Context. Magnetars are isolated neutron stars characterized by their variable high-energy emission, which is powered by the dissipation of enormous internal magnetic fields. The measured spin-down of magnetars constrains the magnetic dipole to be in the range of 1014 - 1015 G. The magnetorotational instability (MRI) is considered to be a promising mechanism to amplify the magnetic field in fast-rotating protoneutron stars and form magnetars. This scenario is supported by many local studies that have shown that magnetic fields could be amplified by the MRI on small scales. However, the efficiency of the MRI at generating a dipole field is still unknown.
Aims: To answer this question, we study the MRI dynamo in an idealized global model of a fast rotating protoneutron star with differential rotation.

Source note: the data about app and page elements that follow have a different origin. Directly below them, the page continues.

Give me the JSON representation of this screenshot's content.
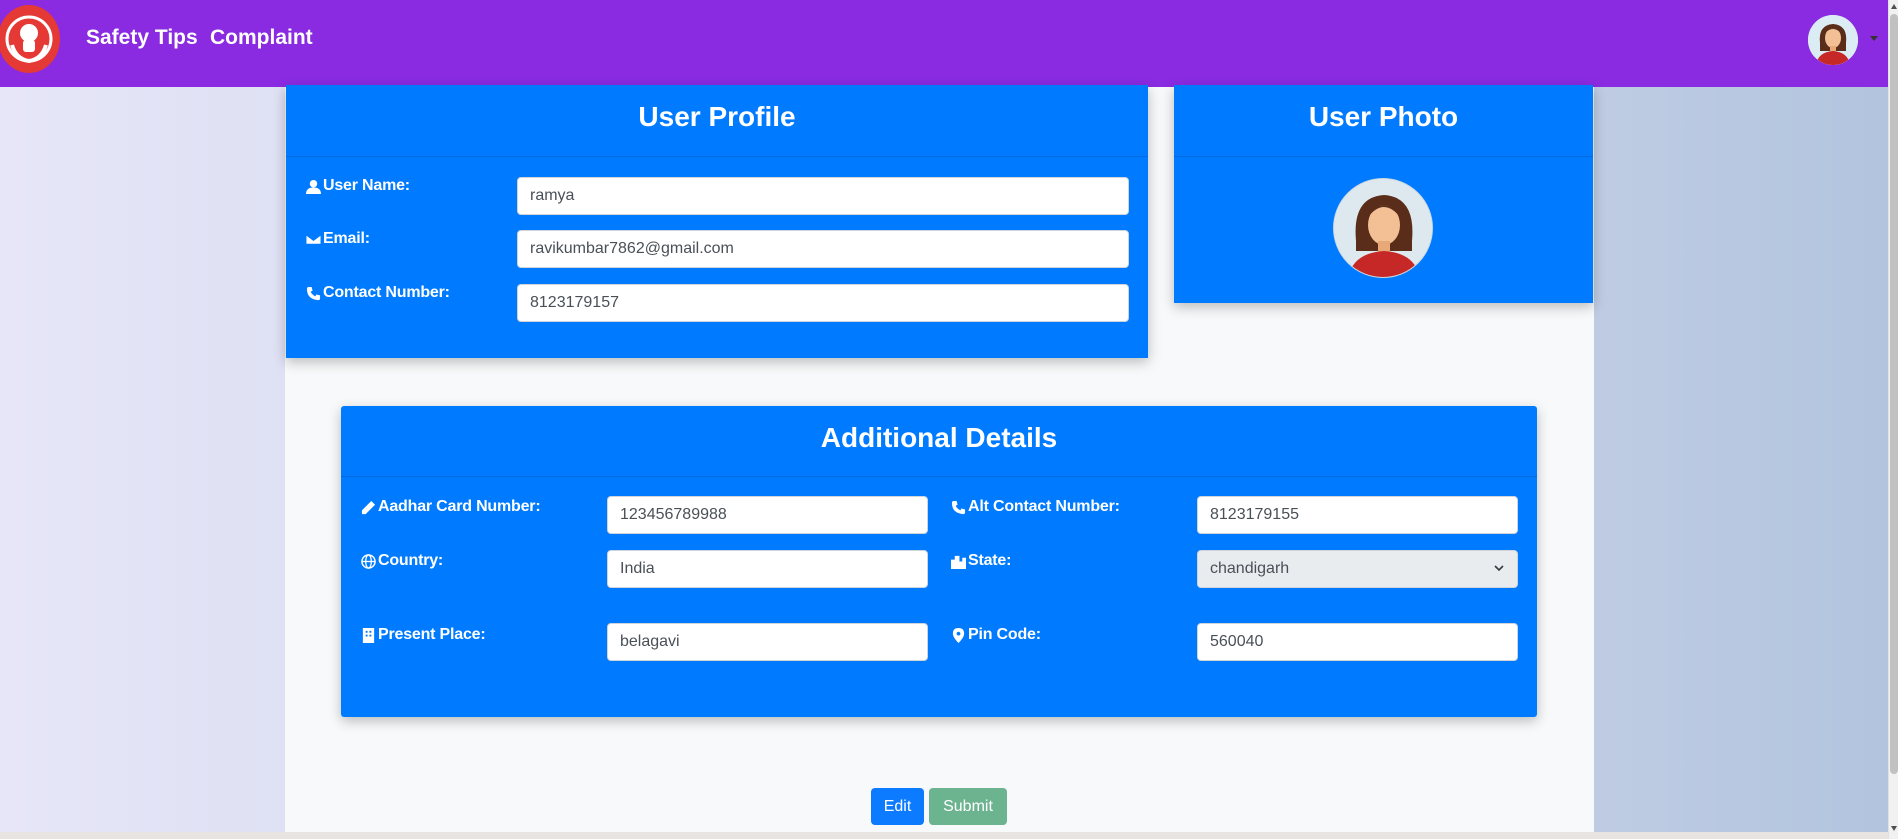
{
  "nav": {
    "links": [
      "Safety Tips",
      "Complaint"
    ]
  },
  "profile": {
    "title": "User Profile",
    "fields": [
      {
        "label": "User Name:",
        "value": "ramya",
        "icon": "user-icon"
      },
      {
        "label": "Email:",
        "value": "ravikumbar7862@gmail.com",
        "icon": "envelope-icon"
      },
      {
        "label": "Contact Number:",
        "value": "8123179157",
        "icon": "phone-icon"
      }
    ]
  },
  "photo": {
    "title": "User Photo"
  },
  "details": {
    "title": "Additional Details",
    "aadhar": {
      "label": "Aadhar Card Number:",
      "value": "123456789988",
      "icon": "pencil-icon"
    },
    "alt_contact": {
      "label": "Alt Contact Number:",
      "value": "8123179155",
      "icon": "phone-icon"
    },
    "country": {
      "label": "Country:",
      "value": "India",
      "icon": "globe-icon"
    },
    "state": {
      "label": "State:",
      "value": "chandigarh",
      "icon": "city-icon"
    },
    "present_place": {
      "label": "Present Place:",
      "value": "belagavi",
      "icon": "building-icon"
    },
    "pin_code": {
      "label": "Pin Code:",
      "value": "560040",
      "icon": "map-pin-icon"
    }
  },
  "buttons": {
    "edit": "Edit",
    "submit": "Submit"
  },
  "colors": {
    "navbar": "#8a2be2",
    "card": "#007bff",
    "submit": "#6cb38f"
  }
}
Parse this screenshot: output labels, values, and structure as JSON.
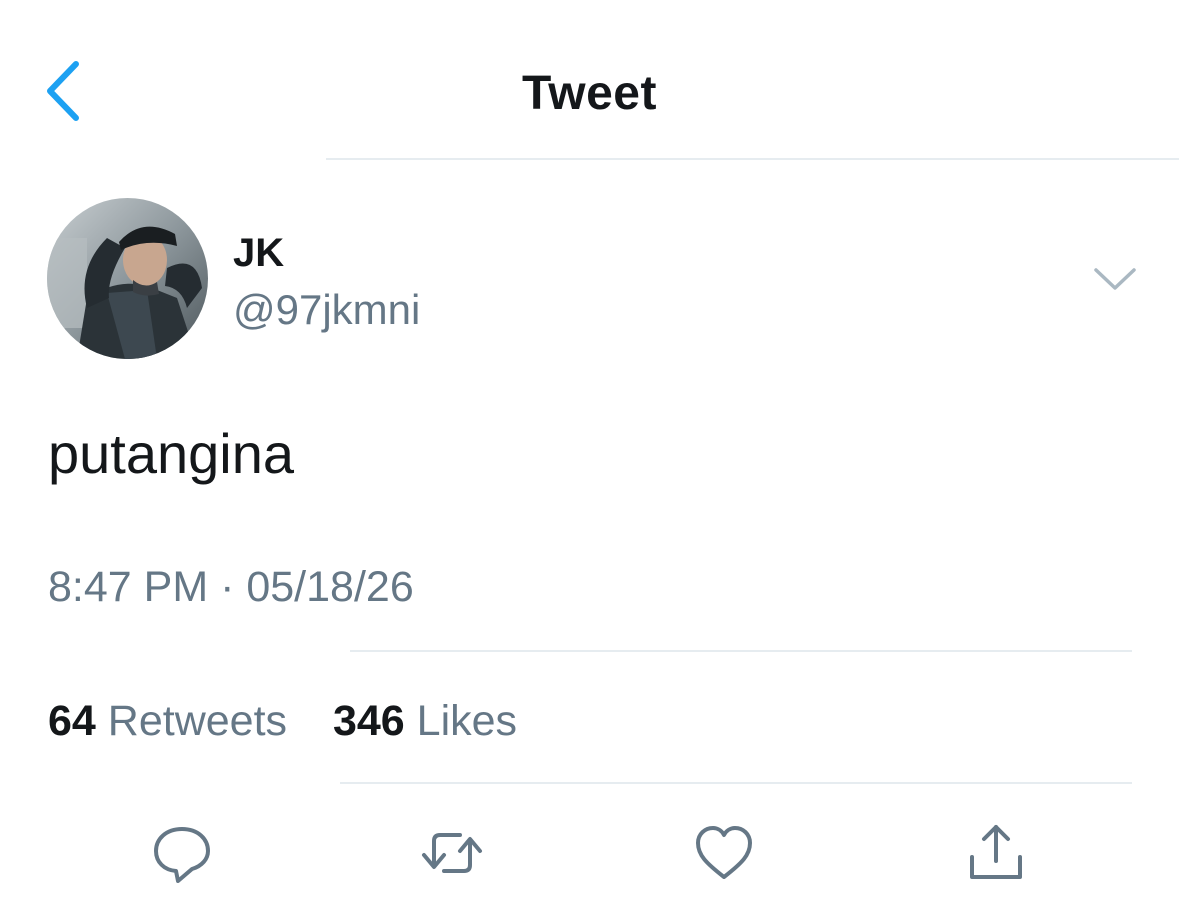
{
  "header": {
    "title": "Tweet",
    "back_icon": "chevron-left-icon"
  },
  "author": {
    "display_name": "JK",
    "handle": "@97jkmni",
    "avatar": "avatar-photo"
  },
  "tweet": {
    "text": "putangina",
    "timestamp": "8:47 PM · 05/18/26"
  },
  "stats": {
    "retweets_count": "64",
    "retweets_label": "Retweets",
    "likes_count": "346",
    "likes_label": "Likes"
  },
  "actions": [
    {
      "icon": "reply-icon"
    },
    {
      "icon": "retweet-icon"
    },
    {
      "icon": "heart-icon"
    },
    {
      "icon": "share-icon"
    }
  ],
  "colors": {
    "accent": "#1da1f2",
    "text_primary": "#14171a",
    "text_secondary": "#657786",
    "divider": "#e6ecf0"
  }
}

Methods: Using the pseudo-spectral code MagIC, we performed three-dimensional incompressible magnetohydrodynamics simulations in spherical geometry with explicit diffusivities where the differential rotation is forced at the outer boundary. We performed a parameter study in which we varied the initial magnetic field and investigated different magnetic boundary conditions. These simulations were compared to local shearing box simulations performed with the code Snoopy.
Results: We obtain a self-sustained turbulent MRI-driven dynamo, whose saturated state is independent of the initial magnetic field. The MRI generates a strong turbulent magnetic field of B ≥ 2 × 1015 G and a nondominant magnetic dipole, which represents systematically about 5% of the averaged magnetic field strength. Interestingly, this dipole is tilted toward the equatorial plane. By comparing these results with shearing box simulations, we find that local models can reproduce fairly well several characteristics of global MRI turbulence such as the kinetic and magnetic spectra. The turbulence is nonetheless more vigorous in the local models than in the global ones. Moreover, overly large boxes allow for elongated structures to develop without any realistic curvature constraint, which may explain why these models tend to overestimate the field amplification.
Conclusions: Overall, our results support the ability of the MRI to form magnetar-like large-scale magnetic fields. They furthermore predict the presence of a stronger small-scale magnetic field. The resulting magnetic field could be important to power outstanding stellar explosions, such as superluminous supernovae and gamma-ray bursts.
Astronomy and Astrophysics
- Pub Date:
- January 2021
- stars: magnetars;
- supernovae: general;
- gamma-ray burst: general;
- magnetohydrodynamics (MHD);
- methods: numerical;
- Astrophysics - High Energy Astrophysical Phenomena;
- Astrophysics - Solar and Stellar Astrophysics;
- Physics - Fluid Dynamics
- Accepted for publication in A&